2011 Siduri Pinot Noir Russian River Valley: Very funky at first, showing cola and stem aromas mixed with black cherry and spices. Plenty of ripe fruit starts things on the palate but those flavors are quickly balanced out by some complex wood and spice notes, and an earthy black peppercorn flavor that I was thoroughly enjoying. Lots of funk shows on the palate too but not in a bad way, it fits into the complex nature of this wine. Delicious stuff for under $25 srp.

2011 Hahn Winery Nicky Hahn Pinot Noir California: Pours a beautifully vibrant ruby color in the glass, a testament to its youth. The nose is full of ripe, jammy cherry preserves, baking spice, some woodsy aromas, and a touch of earth. Cherry jam dominates the palate, providing a soft, rich mouthfeel. The baking spices come out to play a little bit on the finish, which in itself is nice if a bit short. 100% pinot noir, according to the data sheet I have. 14.5% abv. $14 retail.

2010 Garnet Vineyards Pinot Noir Carneros: Loads of raspberry and strawberry aromas followed by a bit of white pepper spices. I think there's a bit of funk here too, some nail-polish remover came out as the wine warmed up. I think this pinot is very varietally correct on the palate, with light red fruit, peppery spice, hints of earthy funk, and lots of acidity. The finish is medium length, tapering off nicely, however, the bottle was open about five hours before the finish got to be any reasonable length. It might need a bit of age or an hour in a decanter before it shows all its facets. 13.5% abv. $19 retail.

2009 High Flyer Pinot Noir Santa Lucia Highlands: Immediately I noticed the alcohol on this wine, which seems to fight with intense red fruit aromas and spice. There's a bit of volatile acidity but to me it adds an interetsing facet. Plenty of spicy red cherry and raspberry on the palate, along with a healthy dose of oak. I liked the finish here, after about four hours, because it was so smooth and gentle. Overall, a solid bottle of pinot noir from a producer I've never tasted. $36 srp.

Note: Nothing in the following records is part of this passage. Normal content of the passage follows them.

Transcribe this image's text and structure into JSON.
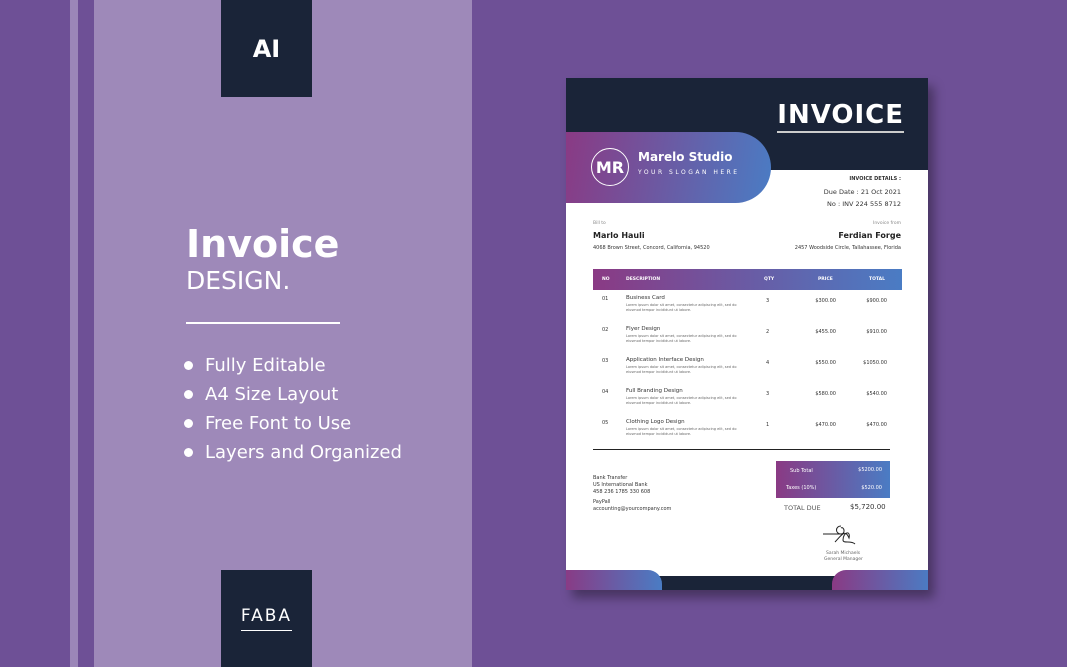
{
  "badge_top": "AI",
  "badge_bottom": "FABA",
  "heading": "Invoice",
  "subheading": "DESIGN.",
  "features": [
    "Fully Editable",
    "A4 Size Layout",
    "Free Font to Use",
    "Layers and Organized"
  ],
  "invoice": {
    "title": "INVOICE",
    "brand": "Marelo Studio",
    "logo": "MR",
    "slogan": "YOUR SLOGAN HERE",
    "details_label": "INVOICE DETAILS :",
    "due_date": "Due Date : 21 Oct 2021",
    "number": "No : INV 224 555 8712",
    "bill_to_label": "Bill to",
    "bill_to_name": "Marlo Hauli",
    "bill_to_address": "4068 Brown Street, Concord, California, 94520",
    "from_label": "Invoice from",
    "from_name": "Ferdian Forge",
    "from_address": "2457 Woodside Circle, Tallahassee, Florida",
    "columns": [
      "NO",
      "DESCRIPTION",
      "QTY",
      "PRICE",
      "TOTAL"
    ],
    "lorem": "Lorem ipsum dolor sit amet, consectetur adipiscing elit, sed do eiusmod tempor incididunt ut labore.",
    "rows": [
      {
        "no": "01",
        "desc": "Business Card",
        "qty": "3",
        "price": "$300.00",
        "total": "$900.00"
      },
      {
        "no": "02",
        "desc": "Flyer Design",
        "qty": "2",
        "price": "$455.00",
        "total": "$910.00"
      },
      {
        "no": "03",
        "desc": "Application Interface Design",
        "qty": "4",
        "price": "$550.00",
        "total": "$1050.00"
      },
      {
        "no": "04",
        "desc": "Full Branding Design",
        "qty": "3",
        "price": "$580.00",
        "total": "$540.00"
      },
      {
        "no": "05",
        "desc": "Clothing Logo Design",
        "qty": "1",
        "price": "$470.00",
        "total": "$470.00"
      }
    ],
    "bank_label": "Bank Transfer",
    "bank_name": "US International Bank",
    "bank_number": "458 236 1785 330 608",
    "paypal_label": "PayPall",
    "paypal_email": "accounting@yourcompany.com",
    "subtotal_label": "Sub Total",
    "subtotal": "$5200.00",
    "taxes_label": "Taxes (10%)",
    "taxes": "$520.00",
    "total_label": "TOTAL DUE",
    "total": "$5,720.00",
    "signer": "Sarah Michaels",
    "signer_title": "General Manager"
  },
  "colors": {
    "background": "#6e5096",
    "panel": "#9e89b9",
    "navy": "#1a2438",
    "gradient_start": "#8a3a84",
    "gradient_end": "#4a7cc4"
  }
}
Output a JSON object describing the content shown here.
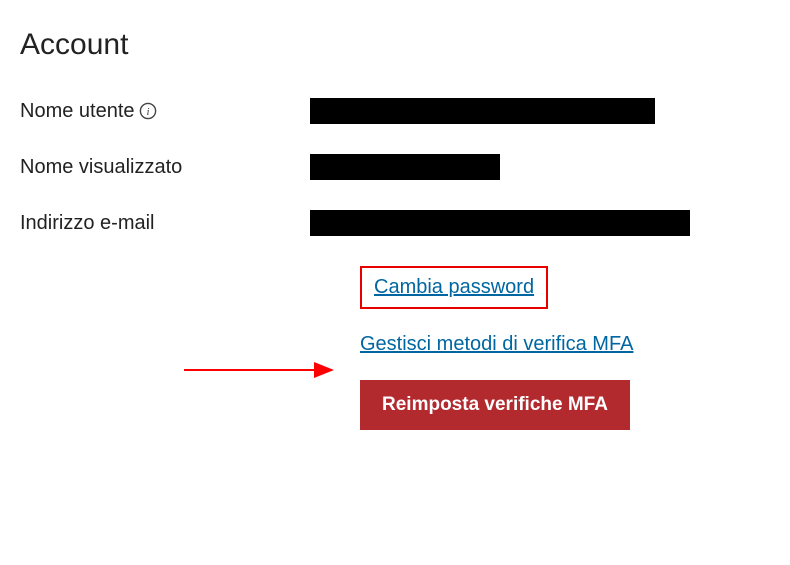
{
  "heading": "Account",
  "fields": {
    "username_label": "Nome utente",
    "displayname_label": "Nome visualizzato",
    "email_label": "Indirizzo e-mail"
  },
  "actions": {
    "change_password": "Cambia password",
    "manage_mfa": "Gestisci metodi di verifica MFA",
    "reset_mfa": "Reimposta verifiche MFA"
  },
  "colors": {
    "link": "#0066a1",
    "highlight_border": "#e60000",
    "button_bg": "#b2292e"
  }
}
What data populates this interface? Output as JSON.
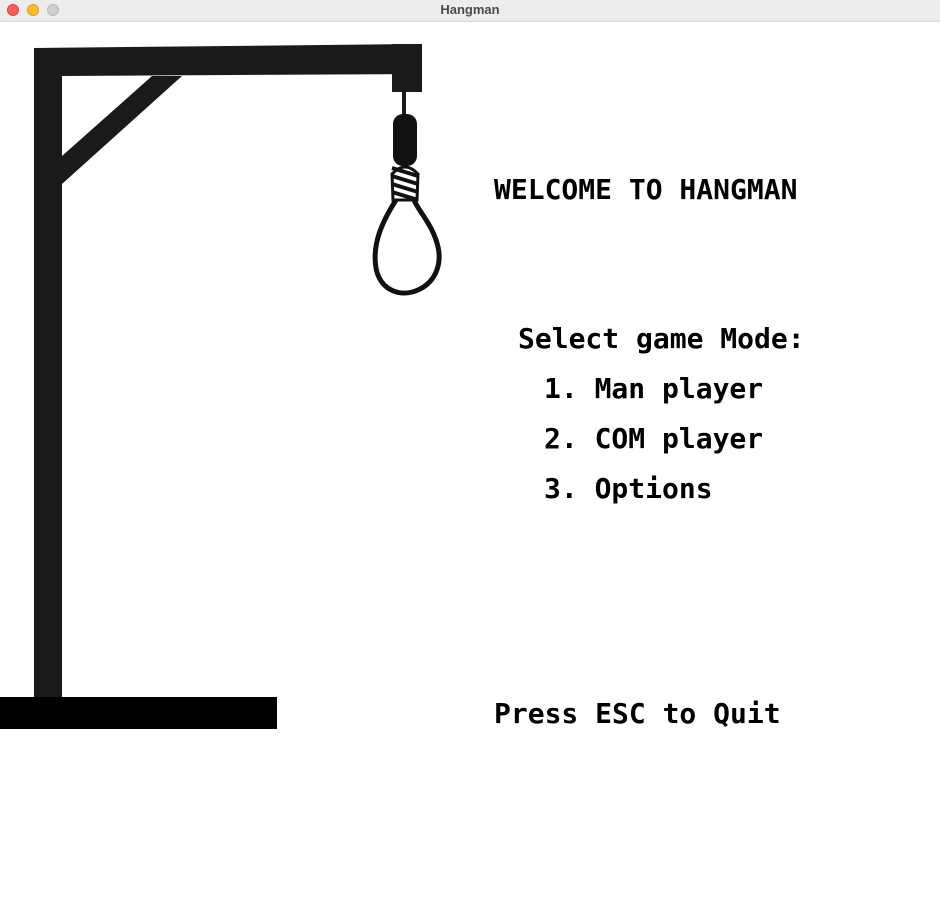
{
  "window": {
    "title": "Hangman"
  },
  "menu": {
    "welcome": "WELCOME TO HANGMAN",
    "select_label": "Select game Mode:",
    "options": [
      "1. Man player",
      "2. COM player",
      "3. Options"
    ],
    "quit_hint": "Press ESC to Quit"
  },
  "colors": {
    "gallows": "#1a1a1a",
    "text": "#000000",
    "background": "#ffffff"
  }
}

The Siduri wines were the most complete out of any on this list, which just goes to prove that price doesn't always matter. I will contend though that it does matter to some extent whenever you deal with a grape as finicky as pinot noir. Still, the rest of the wines showed themselves quite well at their price points. Admittedly I struggled a little bit with the Sojourn wines, given their critical acclaim, but I suspect I need to get used to that style and perhaps better understand the regions which they come from.

If the above list is any indication, 2013 will be a fun year for me as I continue to explore California Pinot Noir. Keep checking back through the months as I will keep posting whenever I get a nice sample size of wines to taste.

Many of these wines were samples for review purposes.

Beau Carufel


  1. Fun and interesting approach.

    I noticed a 2010 in there....based on my knowledge, the 2010 vintage caught a lot of people by surprise with a big blast of heat late in the season. Most vineyards were not prepared and brix spiked above what many were looking for.....including the (normally lower %) Clos Pepe vineyard. Based on your style, something to consider.

    I would be very interested to hear your thoughts on a few smaller producers that are dedicated to producing less fruit driven wines that have the acid you mention. If you are able, I'd love to hear your thoughts on Presqu'ile (Santa Maria Valley) or Storm (Santa Ynez, winemaker for Curtis). If I were blind folded I'd swear the Presqu'ile was an Oregon wine. Cheers Beau!

  2. Hey Shawn, I will put those names on my short list of producers to try. As you can tell from the above, I was sampling many larger producers to get things rolling. Are you familiar with Cobb, Littorai, Wind Gap, Hirsch, and Arcadian? Those are some other small producers who are now on my radar for more balanced pinots. Any thoughts?

  3. Or have you tried Melville in the SRH area?

    1. I have and enjoy the Melville wines, or at least, I did last time I had them. I confess, it's been several years though.